Along the way I saw a floating Chinese restaurant. A cow on a balcony. A shop that used to be a ladies hairdresser. Some interesting buildings. Art work and graffiti (or maybe I shouldn’t make the distinction). Parties and punting. A shark (don’t panic, just a lost balloon floating away; but it amused me).
I also came across a tribute to Robert Browning. With an explanation.
If you’re doing this particular walk, one end of the canal walk is the new Central St Martins Art School building, part of the much bigger Kings Cross ‘regeneration’ scheme. Though the cynic in my resents that this kind of ‘regeneration’ seems to be about bringing in more rich people and excluding the traditional (poorer) residents of the area. I can’t help noticing that most of the people sitting around as I walk through on a Tuesday afternoon look well-heeled, wealthy, white, and child-less.

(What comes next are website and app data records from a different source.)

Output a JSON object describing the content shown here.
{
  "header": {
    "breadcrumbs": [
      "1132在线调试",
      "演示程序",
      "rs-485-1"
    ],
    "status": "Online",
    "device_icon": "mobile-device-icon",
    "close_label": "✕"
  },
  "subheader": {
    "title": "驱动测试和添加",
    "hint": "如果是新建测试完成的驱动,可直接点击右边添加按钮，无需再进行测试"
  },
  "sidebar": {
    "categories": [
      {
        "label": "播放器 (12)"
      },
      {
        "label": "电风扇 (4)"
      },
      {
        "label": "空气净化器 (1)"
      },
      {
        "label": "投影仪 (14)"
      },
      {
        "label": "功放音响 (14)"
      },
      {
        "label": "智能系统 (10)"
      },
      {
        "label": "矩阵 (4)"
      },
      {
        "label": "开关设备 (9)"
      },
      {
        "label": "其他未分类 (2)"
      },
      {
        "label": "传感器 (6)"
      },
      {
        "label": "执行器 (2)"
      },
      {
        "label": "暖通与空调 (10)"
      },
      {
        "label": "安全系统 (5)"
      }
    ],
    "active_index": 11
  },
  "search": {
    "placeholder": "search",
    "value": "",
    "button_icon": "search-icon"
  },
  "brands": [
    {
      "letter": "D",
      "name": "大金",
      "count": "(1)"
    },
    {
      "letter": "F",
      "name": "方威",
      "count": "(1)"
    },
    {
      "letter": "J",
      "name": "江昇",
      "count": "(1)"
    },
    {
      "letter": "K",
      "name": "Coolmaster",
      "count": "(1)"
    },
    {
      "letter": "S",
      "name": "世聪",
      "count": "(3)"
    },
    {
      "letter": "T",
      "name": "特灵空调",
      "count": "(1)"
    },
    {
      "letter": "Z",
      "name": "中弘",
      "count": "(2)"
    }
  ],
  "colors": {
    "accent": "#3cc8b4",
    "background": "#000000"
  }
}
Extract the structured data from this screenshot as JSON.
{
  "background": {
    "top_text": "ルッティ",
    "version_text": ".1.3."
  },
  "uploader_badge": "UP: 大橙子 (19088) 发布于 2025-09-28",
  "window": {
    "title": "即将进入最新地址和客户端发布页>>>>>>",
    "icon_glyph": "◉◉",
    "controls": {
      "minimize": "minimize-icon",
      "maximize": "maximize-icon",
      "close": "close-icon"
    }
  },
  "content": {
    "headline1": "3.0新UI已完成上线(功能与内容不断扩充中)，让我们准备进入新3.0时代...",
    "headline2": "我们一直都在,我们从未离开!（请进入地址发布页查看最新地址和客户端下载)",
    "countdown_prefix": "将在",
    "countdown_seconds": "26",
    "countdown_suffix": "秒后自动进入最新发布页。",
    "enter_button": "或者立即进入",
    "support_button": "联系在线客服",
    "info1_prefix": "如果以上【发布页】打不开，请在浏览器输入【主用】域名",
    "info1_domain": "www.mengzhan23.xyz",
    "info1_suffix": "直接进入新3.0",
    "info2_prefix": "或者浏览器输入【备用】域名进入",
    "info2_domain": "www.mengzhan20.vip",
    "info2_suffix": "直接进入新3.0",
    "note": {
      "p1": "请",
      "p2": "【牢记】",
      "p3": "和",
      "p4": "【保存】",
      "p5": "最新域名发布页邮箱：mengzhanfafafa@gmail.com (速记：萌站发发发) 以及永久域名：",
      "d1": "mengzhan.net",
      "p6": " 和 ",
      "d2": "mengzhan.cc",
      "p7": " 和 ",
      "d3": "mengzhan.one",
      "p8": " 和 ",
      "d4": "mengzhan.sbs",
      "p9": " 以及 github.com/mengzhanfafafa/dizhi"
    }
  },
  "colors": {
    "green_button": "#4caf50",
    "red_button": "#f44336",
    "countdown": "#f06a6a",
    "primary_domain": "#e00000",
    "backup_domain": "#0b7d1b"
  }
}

On the other hand, when I return on Wednesday afternoon at a later time and sit with a friend and a cup of tea in the delightful square (Granary Square) in front of Central St Martins, the place has a much more diverse mix of people, including quite a number of young children dressed for water play, splashing around in the lovely playful fountains.
We go to look at the Kings Cross Swimming Pond, which I am puzzled by – who is it for? why is it there? I know that it is temporary, until the whole area has yet another glass fronted block built on it. I later learn it is described as ‘an art installation’. I wonder who will use it?
Next door is the latest home of the Kings Cross Skip Garden, which again I wonder about – it feels like a ‘pretend’ garden, playing at growing food in an area where there is no permanent home for food growing. There was a group of young people there who certainly looked like they were learning and having fun, which is great, but I won’t be convinced until I hear that there is a permanent space for food growing in this and other major redevelopments where these young people and others will be able to practice what they’ve learnt – as well as public planting that includes fruit trees, herb gardens where people are invited to help themselves, allotments.
All these temporary ‘installation’ type things seem to me a way of avoiding addressing the issue that there simply aren’t enough food growing spaces in London (and many of our cities, including my home city of Bath). Of course the contrary view is possible – maybe they draw attention to the lack of anything permanent?
As I know from my visits to Germany, it could all be so different. But that’s another story, and doesn’t alter the fact that this was a delightful walk, and one I shan’t hesitate to repeat.
Practical note: the walk was about 4 miles in all, and took me just under an hour and a half. Though second time around when I had plenty of time to spare I took longer, to enjoy and ponder and explore a little more.